This alone will open the link within the same browser tab, which can be annoying. So you can employ the target attribute with the _blank value to open the link in a new browser tab or window. This will give you two attributes within the same element, which is definitely allowed.

<html>
     <head>

     </head>

     <body style="background-color: #FFFF00;">
          This is my page!<br>
          This is a second line of text.
          <p>On this <span style="color: #FF0000; text-decoration: underline;">great</span> day, I ask of you. How much wood could a woodchuck chuck if a woodchuck could chuck wood? Also, if a woodchuck could chuck wood, what kind of wood would it chuck? Would it chuck oak? Would it chuck pine? Would it chuck maple? Inquiring minds want to know!</p>
          <a href="https://tinaredd.com" target="_blank">Tina's Website</a>
     </body>
</html>

In previous versions of HTML, all of the formatting covered (background color, text color, underline) were accomplished with different tags and attributes. In HTML, some of those tags have been deprecated in favor of deeper CSS integration with HTML.

Before we go, check the reference section for a list of the most common basic formatting CSS properties and accepted values. This is not a comprehensive list, but enough to get you started.

Well, that’s all for now! In the next lesson, we’ll cover HTML image elements. Stay tuned!

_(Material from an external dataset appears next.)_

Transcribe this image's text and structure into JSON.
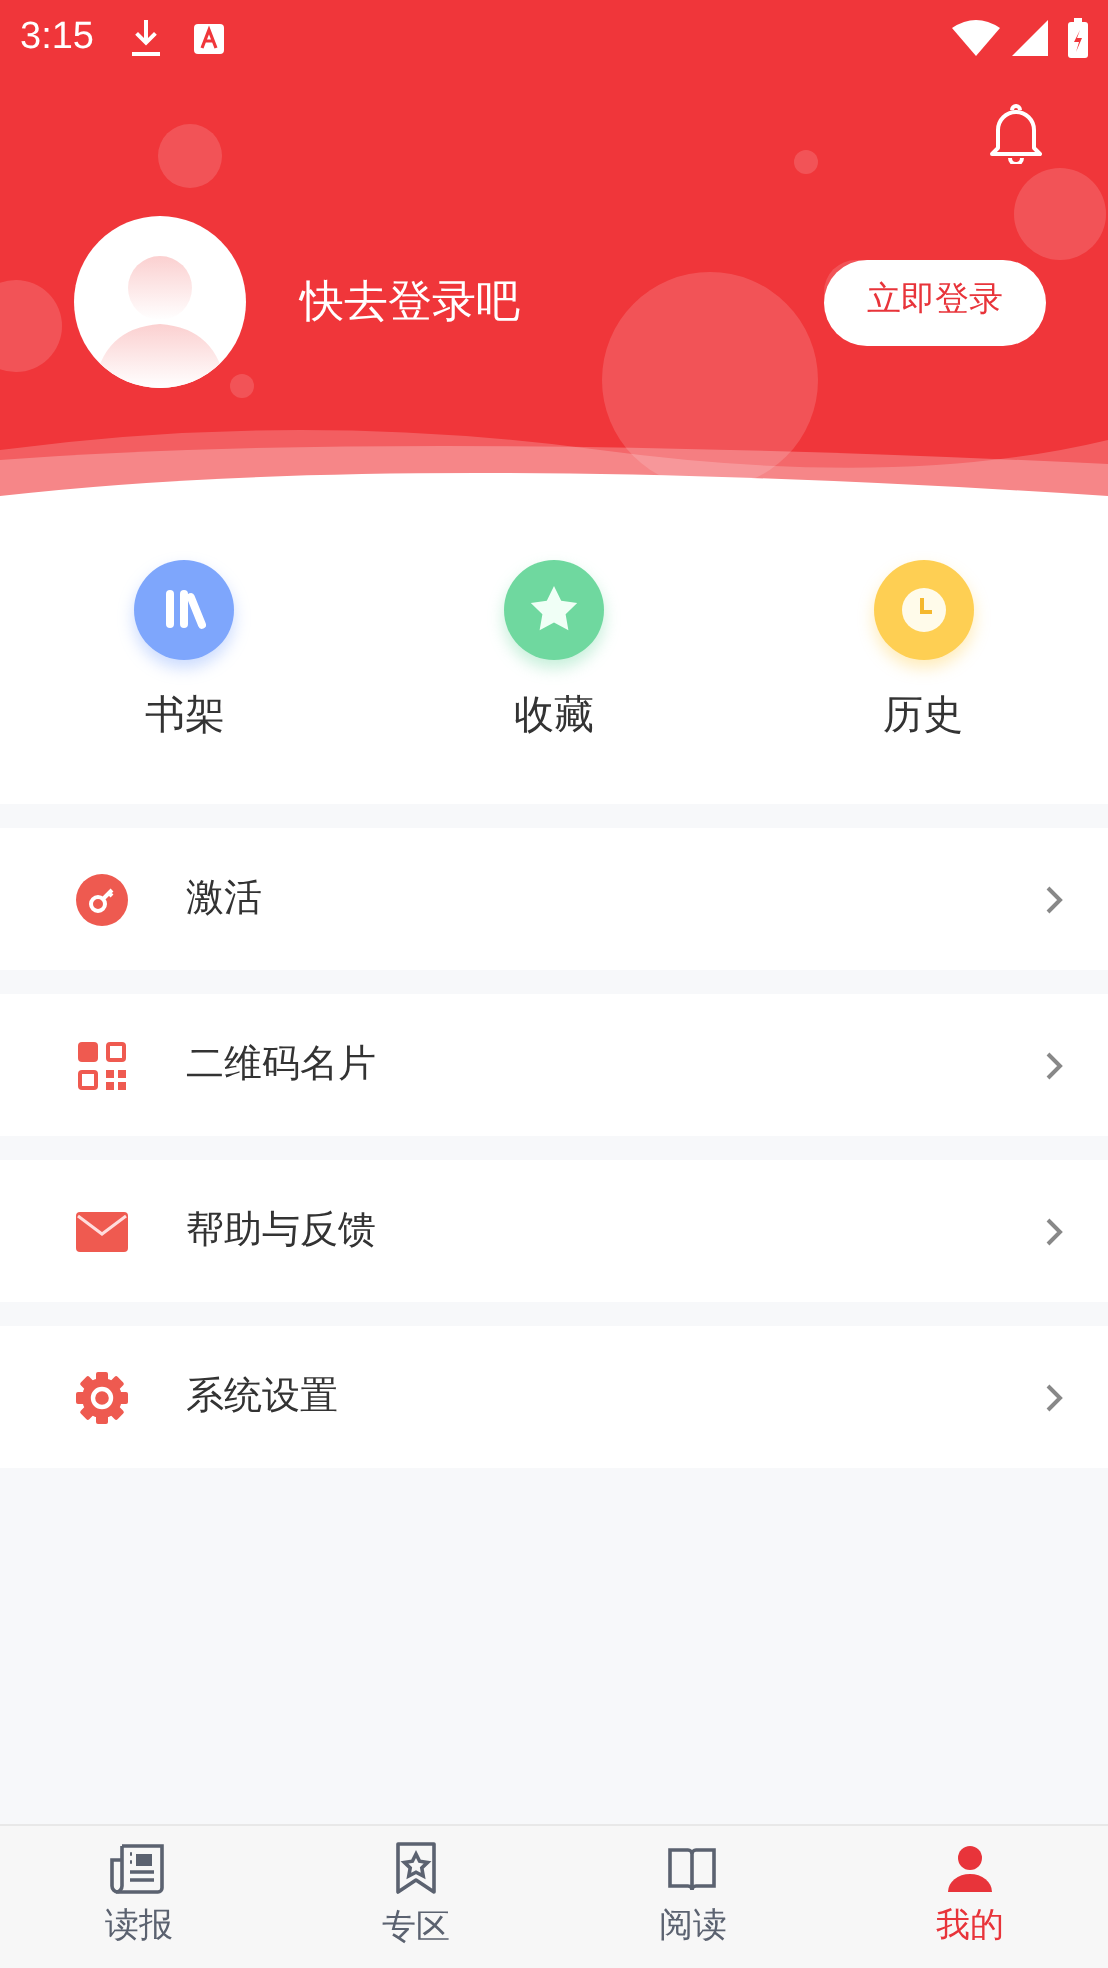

Check Your Understanding (2 Activities)

Relevant Vocabulary
TermDefinition
AnchorInserts a hyperlink to another document or another part of the page
AttributeAn added description of how the element should impact the page
Cascading Style Sheets (CSS)A set of rules impacting style through formatting and structure
HyperlinkText, usually clickable, that directs a user to another page
Inline CSSCSS that affects a single element. Included using the STYLE attribute
Property (CSS)The style feature of an element you are looking to change with CSS
Value (CSS)The specific effect that will be imposed using CSS
Reference
PropertySome Accepted Values
background-colorhex value, color name, rgb(red_value, green_value, blue_value)
colorhex value, color name, rgb(red_value, green_value, blue_value)
font-familya valid font name. If the font name is more than one word, enclose it in single quotes.
font-sizea font size (number) in pixels (px) or points (pt). Other units/values are accepted, but let’s focus on these for now.
font-weightnormal | bold | lighter | 100 | 200 | 300 | 400 | 500 | 600 | 700 | 800 | 900 . The larger the number, the heavier (bolder the text).
text-decorationunderline | overline | linethrough . Other values are accepted, but let’s focus on these for now.
Examples
background-color: #FFFFFF;
background-color: orange;
background-color: rgb(180, 100, 120);

color: #000000;
color: blue;
color: rgb(120, 100, 180);

font-family: 'Times New Roman';
font-family: sans-serif;

font-size: 12px;
font-size: 14pt;

font-weight: bold;
font-weight: 300;

text-decoration: underline;

0 Comments

Leave a Reply

Avatar placeholder

Your email address will not be published. Required fields are marked *

%d bloggers like this: